15th Amendment Passed

15th Amendment Passed

Despite the fact that the 14th Amendment indirectly provided the vote to Afro-Americans, many Southern states continued to find ways not to permit Blacks to vote. Therefore, on the 15th of February, Congress passed the 15th Amendment which made this right explicit. Congress did not, however, include the right for women to vote in this amendment.

The 13th amendment had freed the slaves but did not guarantee them the right to vote. The 14th amendment granted full citizenship but that still did not guarantee the former slaves the ability to vote. Left to their own devices southern states were not going to welcome recently freed slaves as voters. This also created an interesting dilemmas . Under the Constitution slaves had been countered as 3/5 of person, with the slaves freed Southern states in theory gained additional representation. The Republican in Congress wanted to make sure that Republicans were elected in the States and one way to do that was to make sure African Americans voted.

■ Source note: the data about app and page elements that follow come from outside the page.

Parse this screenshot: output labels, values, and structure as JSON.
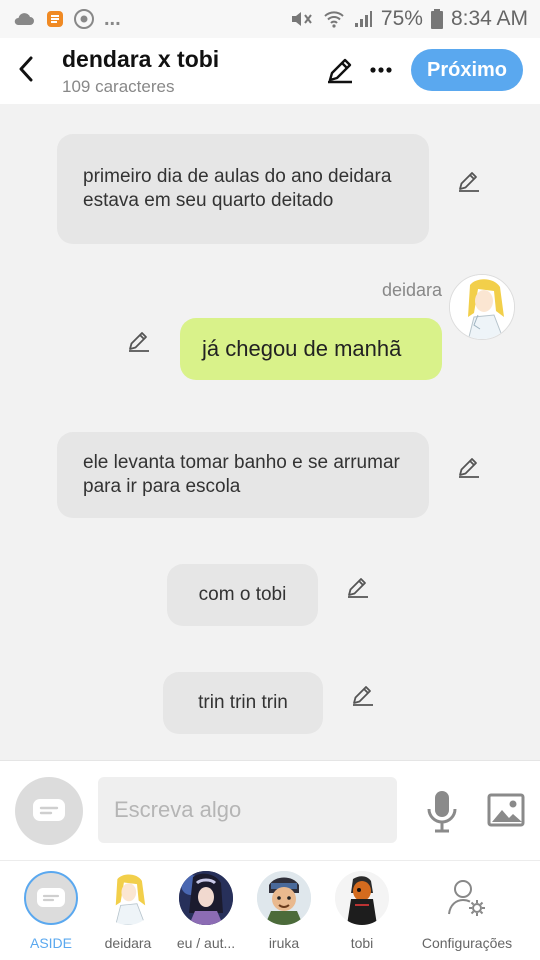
{
  "status_bar": {
    "battery": "75%",
    "time": "8:34 AM",
    "overflow": "..."
  },
  "header": {
    "title": "dendara x tobi",
    "subtitle": "109 caracteres",
    "next_label": "Próximo"
  },
  "messages": [
    {
      "type": "narration",
      "text": "primeiro dia de aulas  do ano deidara  estava em seu quarto deitado"
    },
    {
      "type": "character",
      "speaker": "deidara",
      "text": "já chegou de manhã"
    },
    {
      "type": "narration",
      "text": "ele levanta tomar banho e se arrumar para ir para escola"
    },
    {
      "type": "narration",
      "text": "com o tobi"
    },
    {
      "type": "narration",
      "text": "trin trin trin"
    }
  ],
  "composer": {
    "placeholder": "Escreva algo"
  },
  "bottom_nav": [
    {
      "label": "ASIDE"
    },
    {
      "label": "deidara"
    },
    {
      "label": "eu / aut..."
    },
    {
      "label": "iruka"
    },
    {
      "label": "tobi"
    },
    {
      "label": "Configurações"
    }
  ],
  "colors": {
    "accent": "#5aa8ef",
    "bubble_gray": "#e6e6e6",
    "bubble_green": "#d9f28a",
    "background": "#f2f2f2"
  }
}
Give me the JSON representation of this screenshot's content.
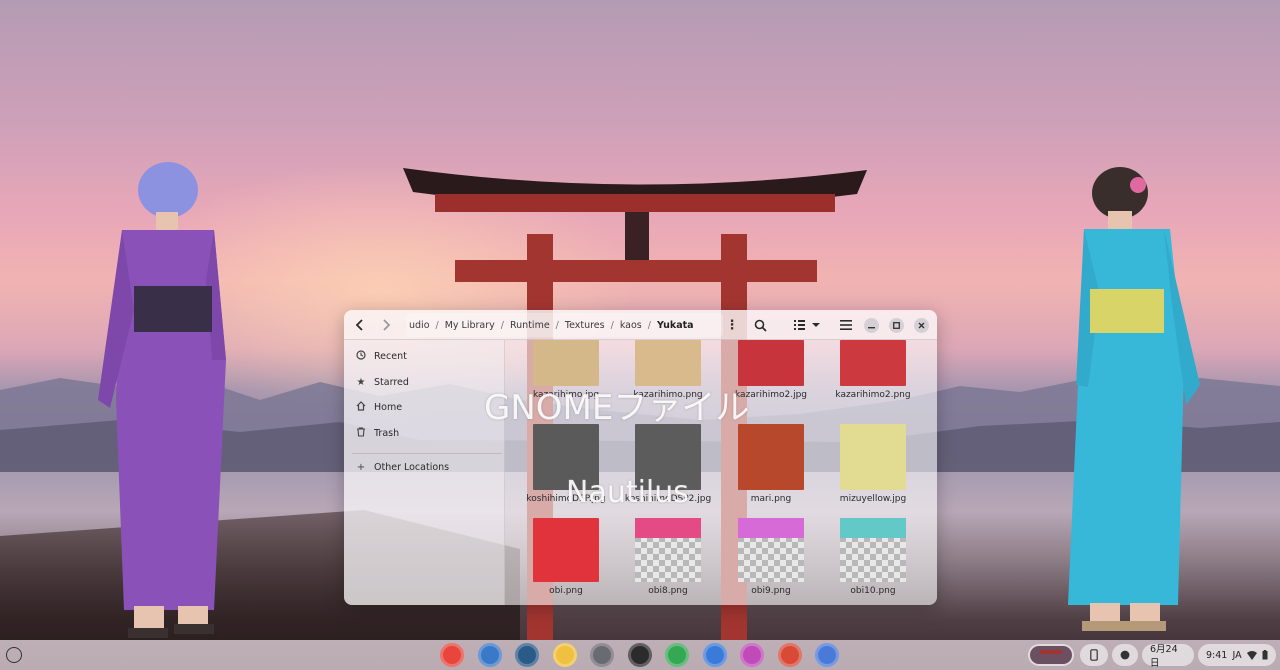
{
  "window": {
    "breadcrumb": [
      "udio",
      "My Library",
      "Runtime",
      "Textures",
      "kaos",
      "Yukata"
    ],
    "breadcrumb_separator": "/",
    "icons": {
      "back": "chevron-left-icon",
      "forward": "chevron-right-icon",
      "path_menu": "vertical-dots-icon",
      "search": "search-icon",
      "view": "list-view-icon",
      "view_options": "chevron-down-icon",
      "main_menu": "hamburger-icon",
      "minimize": "minimize-icon",
      "maximize": "maximize-icon",
      "close": "close-icon"
    }
  },
  "sidebar": {
    "items": [
      {
        "label": "Recent",
        "icon": "clock-icon"
      },
      {
        "label": "Starred",
        "icon": "star-icon"
      },
      {
        "label": "Home",
        "icon": "home-icon"
      },
      {
        "label": "Trash",
        "icon": "trash-icon"
      }
    ],
    "other_locations": {
      "label": "Other Locations",
      "icon": "plus-icon"
    }
  },
  "files": [
    {
      "name": "kazarihimo.jpg",
      "color": "#d4b88a"
    },
    {
      "name": "kazarihimo.png",
      "color": "#d8ba8c"
    },
    {
      "name": "kazarihimo2.jpg",
      "color": "#c8343c"
    },
    {
      "name": "kazarihimo2.png",
      "color": "#cc3a40"
    },
    {
      "name": "koshihimoDSP.jpg",
      "color": "#5a5a5a"
    },
    {
      "name": "koshihimoDSP2.jpg",
      "color": "#5c5c5c"
    },
    {
      "name": "mari.png",
      "color": "#b8482c"
    },
    {
      "name": "mizuyellow.jpg",
      "color": "#e2dc92"
    },
    {
      "name": "obi.png",
      "color": "#e0333c"
    },
    {
      "name": "obi8.png",
      "color": "#e44a86"
    },
    {
      "name": "obi9.png",
      "color": "#d66ad6"
    },
    {
      "name": "obi10.png",
      "color": "#62c8c8"
    }
  ],
  "watermark": {
    "line1": "GNOMEファイル",
    "line2": "Nautilus"
  },
  "shelf": {
    "launcher_icon": "launcher-circle-icon",
    "apps": [
      {
        "name": "chrome-icon",
        "color": "#e8453c"
      },
      {
        "name": "files-icon",
        "color": "#3a78c8"
      },
      {
        "name": "settings-icon",
        "color": "#2a5a88"
      },
      {
        "name": "photos-icon",
        "color": "#f0c040"
      },
      {
        "name": "code-editor-icon",
        "color": "#6a6a72"
      },
      {
        "name": "terminal-icon",
        "color": "#2b2b2b"
      },
      {
        "name": "play-store-icon",
        "color": "#34a853"
      },
      {
        "name": "web-app-icon",
        "color": "#3a7ad8"
      },
      {
        "name": "studio-icon",
        "color": "#c04ab8"
      },
      {
        "name": "remote-desktop-icon",
        "color": "#d84a36"
      },
      {
        "name": "docs-icon",
        "color": "#4a7ad8"
      }
    ],
    "tray": {
      "date": "6月24日",
      "time": "9:41",
      "ime": "JA"
    }
  }
}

The Congress debated the act at length, with advocates of Woman’s suffrage wanting to add the rights of women to the amendment. In the end Congress decided not to include women in the amendment- a decision that split the woman’s rights movement. The final amendment was passed by the House of Representatives on February 25, 1869 and by the Senate the day later.

To make that happen the Congress passed the 15th amendment that state:
Section 1. The right of citizens of the United States to vote shall not be denied or abridged by the United States or by any State on account of race, color, or previous condition of servitude.

Section 2. The Congress shall have power to enforce this article by appropriate legislation.

The first state to ratify the amendment was Nevada on March 1, 1869, it became part of the constitution when Iowa ratified it on February 3, 1870.